'THIS IS NOT SACRED' JENNENS SAID, TO WHICH HANDEL AGREED;
I SIMPLY WANT TO CHARM MY PUBLIC AND HELP THOSE THAT ARE IN NEED!
'Handel's most popular and joyous oratorio, a work of unfailing melodic invention and dramatic expressiveness, has become a British national institution, regularly performed by all manner of choirs and orchestras. This new recording (January,2006) provides the ONLY re-construction of Handel's unique London performances in 1751,when he used BOY TREBLE VOICES not only for the choruses but for the arias as well. It is both a celebration of the British chapel choir tradition and a window onto a particular time and place in the history of HANDEL'S own PERFORMANCES of his masterpiece.'
It seems like I, personally, have waited all my life to hear the Messiah performed in this manner. I only hope that Handel somehow can also hear this absolutely magnificent rendition of this oratorio. Because of the use of the treble voices in the soprano and the male alto voices one can FINALLY hear the inner parts of the choral numbers. Thus,the balance of the voice parts is maintained. When I first heard the chorus enter in Part 1 with "And the glory of the Lord" it was like heaven opened up, and God appeared!!! Just fabulous sound!!!!!The entrances are clean and the diction thruout is quite easy to understand.
Higginbottom's tempi are upbeat and bouncy; "For Unto Us A Child Is Born" really rocked!!!!I loved it! One has to remember that strictly speaking Handel did not write this to be a sacred composition and it actually was performed only once in a consecrated building. Rather his purpose was to delight and charm his listeners. As a writer in the Dublin Journal wrote after the first performance: "Words are wanting to express the exquisite Delight it afforded to the admiring crowded audience....."
I found it very refreshing to hear the boy sopranos take over some of the solos: "He Shall Feed His Flock Like A Shepherd" etc. All 3 young boys were excellent; I especially liked the voice of Otta Jones; it was clear and bell-like. It was interesting to hear the "Rejoice Greatly..." sung by a Tenor and what a great tenor he is!!!!Toby Spence has a wonderfully resonant voice as does the bass soloist,Eamonn Dougin,who delivers his songs with energy and drama. As with all the British singers, the diction is perfection.

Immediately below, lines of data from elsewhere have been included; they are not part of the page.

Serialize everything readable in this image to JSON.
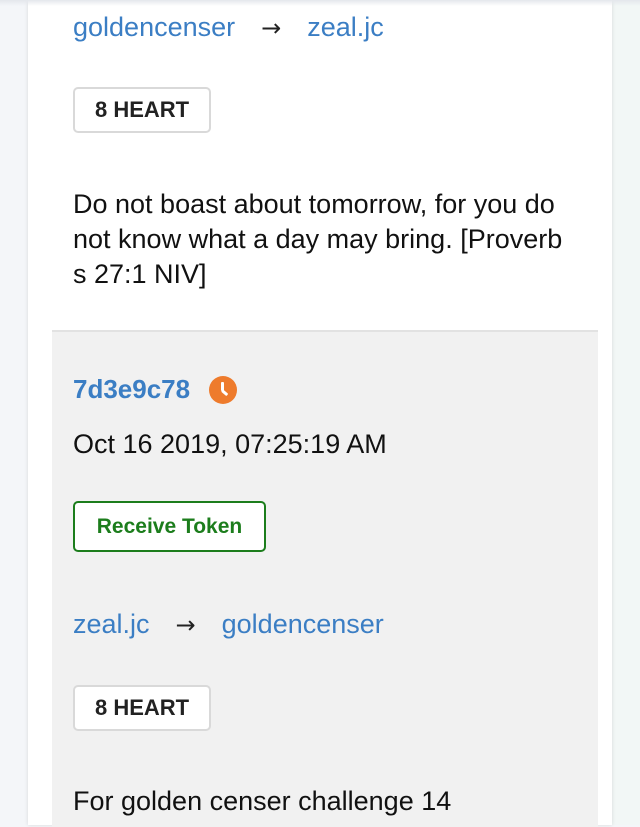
{
  "entries": [
    {
      "from": "goldencenser",
      "arrow": "→",
      "to": "zeal.jc",
      "amount_badge": "8 HEART",
      "memo": "Do not boast about tomorrow, for you do not know what a day may bring. [Proverbs 27:1 NIV]"
    },
    {
      "tx_id": "7d3e9c78",
      "timestamp": "Oct 16 2019, 07:25:19 AM",
      "operation": "Receive Token",
      "from": "zeal.jc",
      "arrow": "→",
      "to": "goldencenser",
      "amount_badge": "8 HEART",
      "memo": "For golden censer challenge 14"
    }
  ],
  "colors": {
    "link": "#3b7ec4",
    "receive_green": "#1c7d1c",
    "pending_orange": "#ee7b2c",
    "row_grey": "#f1f1f1"
  },
  "icons": {
    "status": "clock-icon"
  }
}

I was mildly disappointed in Iestyn Davie's interpretation of some of his solos,especially "He was despised...." It seemed to me that he sang it in kind of a 'pop' style, and I kept hearing internally the voice of Michael Chance, and the way he sang the Messiah solos in Marriners' 250th anniversary disc. Of course, this is a personal bias on my part, and therefore can be refuted by almost anyone. However, Davies sings with much feeling and has a lovely voice,so it does not in any way detract from the excellence of the recording. There are certainly numerous interpretations of the Messiah ( I have a half a dozen), but each of us determines for outselves what we prefer, and there's nothing wrong with liking all of them!!!!This is just another perspective!!After all, Handel, himself added and subtracted and altered, but the essentials remained.